[Input material]
◆ ◆ ◆ ◆ ◆ ◆ ◆

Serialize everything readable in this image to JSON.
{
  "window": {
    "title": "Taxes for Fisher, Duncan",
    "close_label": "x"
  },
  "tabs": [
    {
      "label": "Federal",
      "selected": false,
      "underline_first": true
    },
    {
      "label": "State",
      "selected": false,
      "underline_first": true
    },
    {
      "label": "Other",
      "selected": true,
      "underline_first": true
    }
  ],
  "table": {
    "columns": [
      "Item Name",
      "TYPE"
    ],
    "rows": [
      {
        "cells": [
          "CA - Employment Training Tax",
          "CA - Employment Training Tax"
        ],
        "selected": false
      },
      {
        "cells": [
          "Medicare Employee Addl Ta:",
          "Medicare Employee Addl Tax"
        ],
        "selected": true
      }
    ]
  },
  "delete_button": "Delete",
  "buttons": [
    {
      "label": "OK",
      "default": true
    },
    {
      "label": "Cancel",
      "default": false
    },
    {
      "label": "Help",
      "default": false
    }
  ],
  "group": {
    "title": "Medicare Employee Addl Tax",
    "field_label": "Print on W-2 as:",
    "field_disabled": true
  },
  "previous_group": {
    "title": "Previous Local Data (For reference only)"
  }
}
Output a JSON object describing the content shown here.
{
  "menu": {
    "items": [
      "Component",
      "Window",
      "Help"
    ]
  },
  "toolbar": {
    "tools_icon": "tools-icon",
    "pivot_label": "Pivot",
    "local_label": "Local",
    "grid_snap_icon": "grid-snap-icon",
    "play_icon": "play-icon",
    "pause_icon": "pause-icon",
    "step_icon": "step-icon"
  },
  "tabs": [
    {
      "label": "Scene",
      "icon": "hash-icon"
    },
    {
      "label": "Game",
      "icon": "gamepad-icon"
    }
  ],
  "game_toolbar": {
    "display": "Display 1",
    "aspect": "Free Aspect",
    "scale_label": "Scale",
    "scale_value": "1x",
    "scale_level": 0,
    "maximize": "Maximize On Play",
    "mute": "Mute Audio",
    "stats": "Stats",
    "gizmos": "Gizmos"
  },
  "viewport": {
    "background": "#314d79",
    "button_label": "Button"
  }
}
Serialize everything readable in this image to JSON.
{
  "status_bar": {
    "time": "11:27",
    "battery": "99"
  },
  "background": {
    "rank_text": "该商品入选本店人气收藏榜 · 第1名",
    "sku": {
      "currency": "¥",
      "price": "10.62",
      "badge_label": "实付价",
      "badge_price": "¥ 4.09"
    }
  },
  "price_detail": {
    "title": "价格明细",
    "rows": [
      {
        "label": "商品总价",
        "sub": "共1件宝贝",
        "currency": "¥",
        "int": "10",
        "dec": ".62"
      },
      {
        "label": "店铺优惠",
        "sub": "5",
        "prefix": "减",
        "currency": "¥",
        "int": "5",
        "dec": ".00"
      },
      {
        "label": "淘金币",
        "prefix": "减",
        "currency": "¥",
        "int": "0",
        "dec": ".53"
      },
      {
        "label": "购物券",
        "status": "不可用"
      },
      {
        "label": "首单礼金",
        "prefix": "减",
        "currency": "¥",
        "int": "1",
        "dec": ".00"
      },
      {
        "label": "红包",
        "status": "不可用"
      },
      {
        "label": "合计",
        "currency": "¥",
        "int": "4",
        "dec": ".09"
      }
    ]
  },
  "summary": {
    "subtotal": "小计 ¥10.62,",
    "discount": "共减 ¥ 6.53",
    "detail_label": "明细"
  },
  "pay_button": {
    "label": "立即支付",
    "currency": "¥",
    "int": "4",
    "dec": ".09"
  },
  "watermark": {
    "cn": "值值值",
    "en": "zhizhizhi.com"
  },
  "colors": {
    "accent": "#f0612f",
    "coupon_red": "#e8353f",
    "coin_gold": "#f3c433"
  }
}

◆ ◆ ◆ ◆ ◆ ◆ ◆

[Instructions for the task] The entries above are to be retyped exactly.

[Result below]
Serialize everything readable in this image to JSON.
{
  "window": {
    "title": "Taxes for Fisher, Duncan",
    "close_label": "x"
  },
  "tabs": [
    {
      "label": "Federal",
      "selected": false,
      "underline_first": true
    },
    {
      "label": "State",
      "selected": false,
      "underline_first": true
    },
    {
      "label": "Other",
      "selected": true,
      "underline_first": true
    }
  ],
  "table": {
    "columns": [
      "Item Name",
      "TYPE"
    ],
    "rows": [
      {
        "cells": [
          "CA - Employment Training Tax",
          "CA - Employment Training Tax"
        ],
        "selected": false
      },
      {
        "cells": [
          "Medicare Employee Addl Ta:",
          "Medicare Employee Addl Tax"
        ],
        "selected": true
      }
    ]
  },
  "delete_button": "Delete",
  "buttons": [
    {
      "label": "OK",
      "default": true
    },
    {
      "label": "Cancel",
      "default": false
    },
    {
      "label": "Help",
      "default": false
    }
  ],
  "group": {
    "title": "Medicare Employee Addl Tax",
    "field_label": "Print on W-2 as:",
    "field_disabled": true
  },
  "previous_group": {
    "title": "Previous Local Data (For reference only)"
  }
}
Output a JSON object describing the content shown here.
{
  "menu": {
    "items": [
      "Component",
      "Window",
      "Help"
    ]
  },
  "toolbar": {
    "tools_icon": "tools-icon",
    "pivot_label": "Pivot",
    "local_label": "Local",
    "grid_snap_icon": "grid-snap-icon",
    "play_icon": "play-icon",
    "pause_icon": "pause-icon",
    "step_icon": "step-icon"
  },
  "tabs": [
    {
      "label": "Scene",
      "icon": "hash-icon"
    },
    {
      "label": "Game",
      "icon": "gamepad-icon"
    }
  ],
  "game_toolbar": {
    "display": "Display 1",
    "aspect": "Free Aspect",
    "scale_label": "Scale",
    "scale_value": "1x",
    "scale_level": 0,
    "maximize": "Maximize On Play",
    "mute": "Mute Audio",
    "stats": "Stats",
    "gizmos": "Gizmos"
  },
  "viewport": {
    "background": "#314d79",
    "button_label": "Button"
  }
}
Serialize everything readable in this image to JSON.
{
  "status_bar": {
    "time": "11:27",
    "battery": "99"
  },
  "background": {
    "rank_text": "该商品入选本店人气收藏榜 · 第1名",
    "sku": {
      "currency": "¥",
      "price": "10.62",
      "badge_label": "实付价",
      "badge_price": "¥ 4.09"
    }
  },
  "price_detail": {
    "title": "价格明细",
    "rows": [
      {
        "label": "商品总价",
        "sub": "共1件宝贝",
        "currency": "¥",
        "int": "10",
        "dec": ".62"
      },
      {
        "label": "店铺优惠",
        "sub": "5",
        "prefix": "减",
        "currency": "¥",
        "int": "5",
        "dec": ".00"
      },
      {
        "label": "淘金币",
        "prefix": "减",
        "currency": "¥",
        "int": "0",
        "dec": ".53"
      },
      {
        "label": "购物券",
        "status": "不可用"
      },
      {
        "label": "首单礼金",
        "prefix": "减",
        "currency": "¥",
        "int": "1",
        "dec": ".00"
      },
      {
        "label": "红包",
        "status": "不可用"
      },
      {
        "label": "合计",
        "currency": "¥",
        "int": "4",
        "dec": ".09"
      }
    ]
  },
  "summary": {
    "subtotal": "小计 ¥10.62,",
    "discount": "共减 ¥ 6.53",
    "detail_label": "明细"
  },
  "pay_button": {
    "label": "立即支付",
    "currency": "¥",
    "int": "4",
    "dec": ".09"
  },
  "watermark": {
    "cn": "值值值",
    "en": "zhizhizhi.com"
  },
  "colors": {
    "accent": "#f0612f",
    "coupon_red": "#e8353f",
    "coin_gold": "#f3c433"
  }
}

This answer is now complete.